The traditional version of sex is that the man has a good time no matter what, then turns over and begins to snore, oblivious of his partner.
Whereas the woman often finds herself left in limbo, sometimes orgasmless, and is left staring into the darkness.
Now it seems that men can find sex as unfulfilling as women but they’ve been keeping this guilty secret to themselves for years. To confess that “the earth didn’t move” would be seen as less than manly.
Not only do they have a reputation for nodding off afterwards, it seems even good sex can make some men feel depressed too. In fact, they can become so sad and emotional that they suffer post-coital dysphoria (PCD), according to a report.
PCD is described as negative feelings of unhappiness and black moods amounting to a sense of worthlessness.
Until now, it was assumed that only women suffer PCD, with nearly half reporting feelings of sadness, depression, anxiety and tearfulness at some point. But in recent years doctors have heard complaints from male patients that they can go into deep depression and feel achy and irritable for hours after sex.
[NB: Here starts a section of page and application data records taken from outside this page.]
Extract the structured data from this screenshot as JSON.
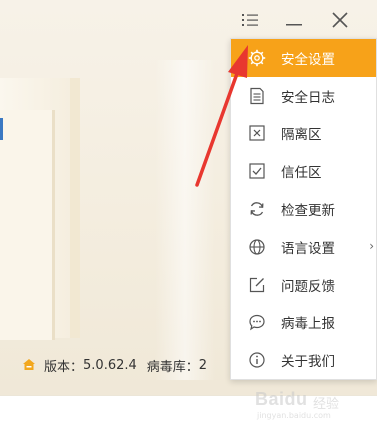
{
  "window": {
    "menu_icon": "hamburger-list-icon",
    "minimize_icon": "minimize-icon",
    "close_icon": "close-icon"
  },
  "status": {
    "version_label": "版本：",
    "version_value": "5.0.62.4",
    "virus_db_label": "病毒库：",
    "virus_db_value": "2"
  },
  "menu": {
    "items": [
      {
        "label": "安全设置",
        "icon": "gear-icon",
        "active": true
      },
      {
        "label": "安全日志",
        "icon": "document-icon"
      },
      {
        "label": "隔离区",
        "icon": "quarantine-box-icon"
      },
      {
        "label": "信任区",
        "icon": "checkbox-icon"
      },
      {
        "label": "检查更新",
        "icon": "refresh-icon"
      },
      {
        "label": "语言设置",
        "icon": "globe-icon",
        "has_submenu": true
      },
      {
        "label": "问题反馈",
        "icon": "edit-icon"
      },
      {
        "label": "病毒上报",
        "icon": "chat-bubble-icon"
      },
      {
        "label": "关于我们",
        "icon": "info-icon"
      }
    ]
  },
  "watermark": {
    "brand": "Baidu",
    "suffix": "经验",
    "url": "jingyan.baidu.com"
  },
  "colors": {
    "accent": "#f7a219",
    "arrow": "#e8372f"
  }
}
The report’s author, Professor Robert Schweitzer, of Queensland University of Technology in Australia, has studied data from both genders, and says PCD is “not uncommon” in men. He said: “There is a wide range of responses in the period of time immediately following sexual activity, known as the resolution phase.”
When they’ve had orgasms, both men and women experience a phase of resolution after sex, and this phase is different in both genders. Normally the penis becomes flaccid quite quickly and once it’s returned to its normal size, a man will relax and feel sleepy.
But with women it takes some time for the vagina to return to normal after orgasm, up to 15 minutes. So men and women are usually out of sync.
If a woman doesn’t have an orgasm, swelling of the clitoris may last for several hours. Not surprising then that some people like to cuddle, others like to be alone and there are others who experience what’s described as post-sex blues.
Psychotherapist and sex therapist Phillip Hodson said: “The sadness some men feel at this point may be due to the contrast between the joy of arousal and feeling like a superhero and the sensation of the feel-good hormones wearing off.”
And while women have a reputation for becoming emotional after sex, he added: “I think men get emotional too, but they don’t show it.”